>>>>

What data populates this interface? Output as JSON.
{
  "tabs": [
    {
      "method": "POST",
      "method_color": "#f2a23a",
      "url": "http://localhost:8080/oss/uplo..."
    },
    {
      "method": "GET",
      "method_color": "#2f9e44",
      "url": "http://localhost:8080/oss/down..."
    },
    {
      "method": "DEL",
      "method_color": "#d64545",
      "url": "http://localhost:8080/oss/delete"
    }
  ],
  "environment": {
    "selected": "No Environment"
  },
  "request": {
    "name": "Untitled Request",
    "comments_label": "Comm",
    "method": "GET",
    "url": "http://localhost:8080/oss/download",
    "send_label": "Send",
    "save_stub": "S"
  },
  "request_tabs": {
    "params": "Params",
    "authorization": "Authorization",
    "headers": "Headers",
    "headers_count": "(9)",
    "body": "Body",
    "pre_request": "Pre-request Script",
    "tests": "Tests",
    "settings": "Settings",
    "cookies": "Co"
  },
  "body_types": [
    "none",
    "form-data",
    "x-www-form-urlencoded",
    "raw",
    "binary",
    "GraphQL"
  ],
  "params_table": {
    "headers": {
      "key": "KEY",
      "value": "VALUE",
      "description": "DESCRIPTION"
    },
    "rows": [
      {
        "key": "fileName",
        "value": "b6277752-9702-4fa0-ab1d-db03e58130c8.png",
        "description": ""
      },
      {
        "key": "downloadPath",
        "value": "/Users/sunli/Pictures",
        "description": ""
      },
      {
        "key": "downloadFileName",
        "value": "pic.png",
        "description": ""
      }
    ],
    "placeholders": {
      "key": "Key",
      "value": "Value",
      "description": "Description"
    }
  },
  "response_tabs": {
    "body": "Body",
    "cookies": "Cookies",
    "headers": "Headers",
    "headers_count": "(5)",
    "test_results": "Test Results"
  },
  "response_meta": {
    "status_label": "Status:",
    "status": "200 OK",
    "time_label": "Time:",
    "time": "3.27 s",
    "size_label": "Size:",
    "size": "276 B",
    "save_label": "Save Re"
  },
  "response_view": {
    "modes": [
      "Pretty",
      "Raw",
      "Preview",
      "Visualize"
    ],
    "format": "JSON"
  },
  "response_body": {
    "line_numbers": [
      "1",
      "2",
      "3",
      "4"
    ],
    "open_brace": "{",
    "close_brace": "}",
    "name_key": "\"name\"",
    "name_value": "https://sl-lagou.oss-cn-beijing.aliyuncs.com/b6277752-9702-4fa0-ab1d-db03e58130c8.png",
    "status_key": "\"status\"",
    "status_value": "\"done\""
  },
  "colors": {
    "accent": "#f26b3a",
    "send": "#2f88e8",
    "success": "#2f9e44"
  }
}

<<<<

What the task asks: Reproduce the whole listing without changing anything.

Response area:
What data populates this interface? Output as JSON.
{
  "tabs": [
    {
      "method": "POST",
      "method_color": "#f2a23a",
      "url": "http://localhost:8080/oss/uplo..."
    },
    {
      "method": "GET",
      "method_color": "#2f9e44",
      "url": "http://localhost:8080/oss/down..."
    },
    {
      "method": "DEL",
      "method_color": "#d64545",
      "url": "http://localhost:8080/oss/delete"
    }
  ],
  "environment": {
    "selected": "No Environment"
  },
  "request": {
    "name": "Untitled Request",
    "comments_label": "Comm",
    "method": "GET",
    "url": "http://localhost:8080/oss/download",
    "send_label": "Send",
    "save_stub": "S"
  },
  "request_tabs": {
    "params": "Params",
    "authorization": "Authorization",
    "headers": "Headers",
    "headers_count": "(9)",
    "body": "Body",
    "pre_request": "Pre-request Script",
    "tests": "Tests",
    "settings": "Settings",
    "cookies": "Co"
  },
  "body_types": [
    "none",
    "form-data",
    "x-www-form-urlencoded",
    "raw",
    "binary",
    "GraphQL"
  ],
  "params_table": {
    "headers": {
      "key": "KEY",
      "value": "VALUE",
      "description": "DESCRIPTION"
    },
    "rows": [
      {
        "key": "fileName",
        "value": "b6277752-9702-4fa0-ab1d-db03e58130c8.png",
        "description": ""
      },
      {
        "key": "downloadPath",
        "value": "/Users/sunli/Pictures",
        "description": ""
      },
      {
        "key": "downloadFileName",
        "value": "pic.png",
        "description": ""
      }
    ],
    "placeholders": {
      "key": "Key",
      "value": "Value",
      "description": "Description"
    }
  },
  "response_tabs": {
    "body": "Body",
    "cookies": "Cookies",
    "headers": "Headers",
    "headers_count": "(5)",
    "test_results": "Test Results"
  },
  "response_meta": {
    "status_label": "Status:",
    "status": "200 OK",
    "time_label": "Time:",
    "time": "3.27 s",
    "size_label": "Size:",
    "size": "276 B",
    "save_label": "Save Re"
  },
  "response_view": {
    "modes": [
      "Pretty",
      "Raw",
      "Preview",
      "Visualize"
    ],
    "format": "JSON"
  },
  "response_body": {
    "line_numbers": [
      "1",
      "2",
      "3",
      "4"
    ],
    "open_brace": "{",
    "close_brace": "}",
    "name_key": "\"name\"",
    "name_value": "https://sl-lagou.oss-cn-beijing.aliyuncs.com/b6277752-9702-4fa0-ab1d-db03e58130c8.png",
    "status_key": "\"status\"",
    "status_value": "\"done\""
  },
  "colors": {
    "accent": "#f26b3a",
    "send": "#2f88e8",
    "success": "#2f9e44"
  }
}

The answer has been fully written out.